WORK TASK: Find each line in the following listing that has the string "файла", then state the count and nothing else.

• • •

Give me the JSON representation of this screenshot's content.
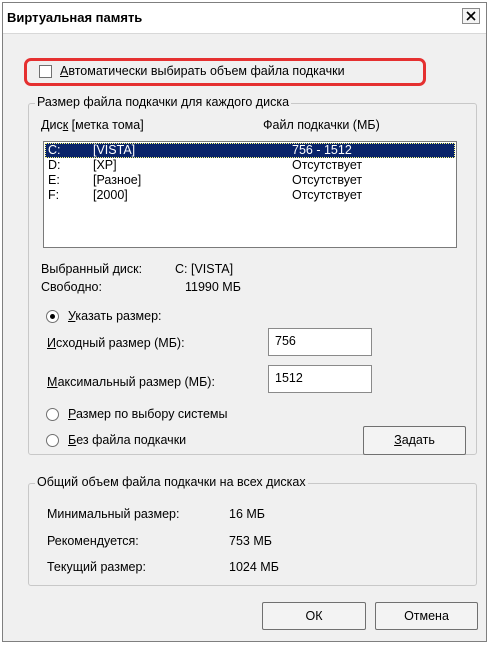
{
  "window": {
    "title": "Виртуальная память"
  },
  "auto_manage": {
    "label": "Автоматически выбирать объем файла подкачки",
    "checked": false,
    "highlight_color": "#e53030"
  },
  "drives_group": {
    "legend": "Размер файла подкачки для каждого диска",
    "columns": [
      "Диск [метка тома]",
      "Файл подкачки (МБ)"
    ],
    "rows": [
      {
        "drive": "C:",
        "label": "[VISTA]",
        "pagefile": "756 - 1512",
        "selected": true
      },
      {
        "drive": "D:",
        "label": "[XP]",
        "pagefile": "Отсутствует",
        "selected": false
      },
      {
        "drive": "E:",
        "label": "[Разное]",
        "pagefile": "Отсутствует",
        "selected": false
      },
      {
        "drive": "F:",
        "label": "[2000]",
        "pagefile": "Отсутствует",
        "selected": false
      }
    ],
    "selection_color": "#0a246a",
    "selected_drive_label": "Выбранный диск:",
    "selected_drive_value": "C:  [VISTA]",
    "free_label": "Свободно:",
    "free_value": "11990 МБ",
    "custom_size": {
      "label": "Указать размер:",
      "checked": true
    },
    "initial_size": {
      "label": "Исходный размер (МБ):",
      "value": "756"
    },
    "max_size": {
      "label": "Максимальный размер (МБ):",
      "value": "1512"
    },
    "system_managed": {
      "label": "Размер по выбору системы",
      "checked": false
    },
    "no_paging": {
      "label": "Без файла подкачки",
      "checked": false
    },
    "set_button": "Задать"
  },
  "totals_group": {
    "legend": "Общий объем файла подкачки на всех дисках",
    "rows": [
      {
        "label": "Минимальный размер:",
        "value": "16 МБ"
      },
      {
        "label": "Рекомендуется:",
        "value": "753 МБ"
      },
      {
        "label": "Текущий размер:",
        "value": "1024 МБ"
      }
    ]
  },
  "buttons": {
    "ok": "ОК",
    "cancel": "Отмена"
  }
}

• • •

TASK RESPONSE: 4